Records: Begin

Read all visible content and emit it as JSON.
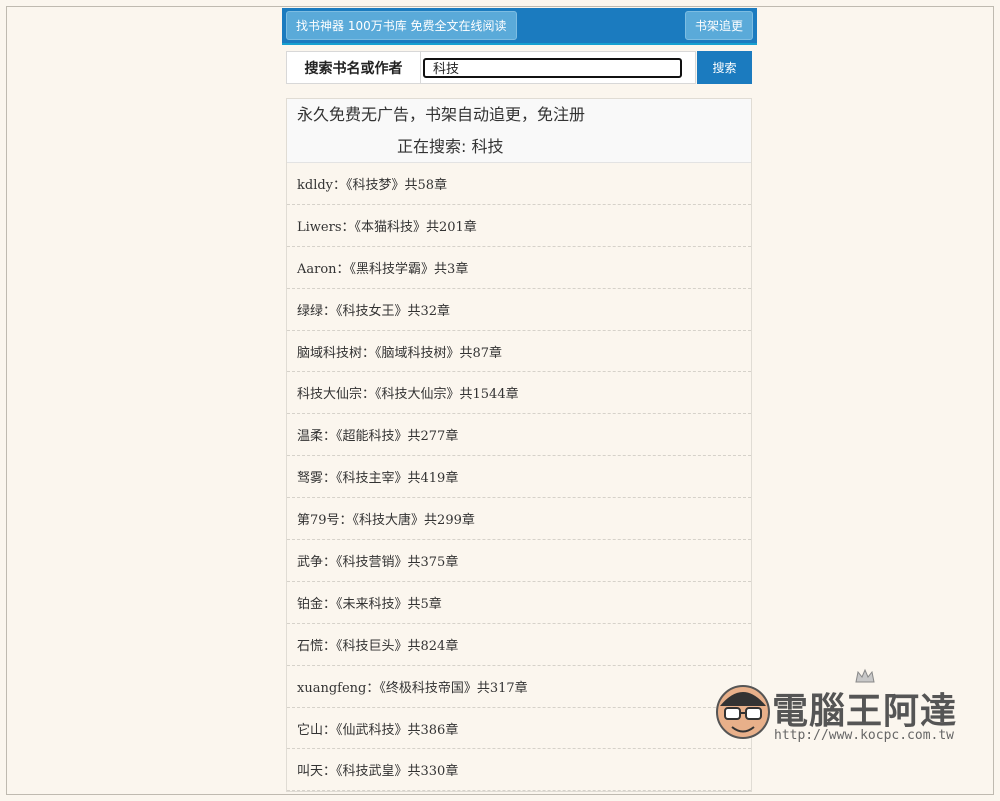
{
  "topbar": {
    "left_button": "找书神器 100万书库 免费全文在线阅读",
    "right_button": "书架追更"
  },
  "search": {
    "label": "搜索书名或作者",
    "value": "科技",
    "button": "搜索"
  },
  "panel": {
    "slogan": "永久免费无广告，书架自动追更，免注册",
    "searching": "正在搜索: 科技"
  },
  "results": [
    "kdldy：《科技梦》共58章",
    "Liwers：《本猫科技》共201章",
    "Aaron：《黑科技学霸》共3章",
    "绿绿：《科技女王》共32章",
    "脑域科技树：《脑域科技树》共87章",
    "科技大仙宗：《科技大仙宗》共1544章",
    "温柔：《超能科技》共277章",
    "驽雾：《科技主宰》共419章",
    "第79号：《科技大唐》共299章",
    "武争：《科技营销》共375章",
    "铂金：《未来科技》共5章",
    "石慌：《科技巨头》共824章",
    "xuangfeng：《终极科技帝国》共317章",
    "它山：《仙武科技》共386章",
    "叫天：《科技武皇》共330章"
  ],
  "watermark": {
    "brand": "電腦王阿達",
    "url": "http://www.kocpc.com.tw"
  }
}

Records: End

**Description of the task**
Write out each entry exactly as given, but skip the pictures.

**Answer to the exercise**
Read all visible content and emit it as JSON.
{
  "topbar": {
    "left_button": "找书神器 100万书库 免费全文在线阅读",
    "right_button": "书架追更"
  },
  "search": {
    "label": "搜索书名或作者",
    "value": "科技",
    "button": "搜索"
  },
  "panel": {
    "slogan": "永久免费无广告，书架自动追更，免注册",
    "searching": "正在搜索: 科技"
  },
  "results": [
    "kdldy：《科技梦》共58章",
    "Liwers：《本猫科技》共201章",
    "Aaron：《黑科技学霸》共3章",
    "绿绿：《科技女王》共32章",
    "脑域科技树：《脑域科技树》共87章",
    "科技大仙宗：《科技大仙宗》共1544章",
    "温柔：《超能科技》共277章",
    "驽雾：《科技主宰》共419章",
    "第79号：《科技大唐》共299章",
    "武争：《科技营销》共375章",
    "铂金：《未来科技》共5章",
    "石慌：《科技巨头》共824章",
    "xuangfeng：《终极科技帝国》共317章",
    "它山：《仙武科技》共386章",
    "叫天：《科技武皇》共330章"
  ],
  "watermark": {
    "brand": "電腦王阿達",
    "url": "http://www.kocpc.com.tw"
  }
}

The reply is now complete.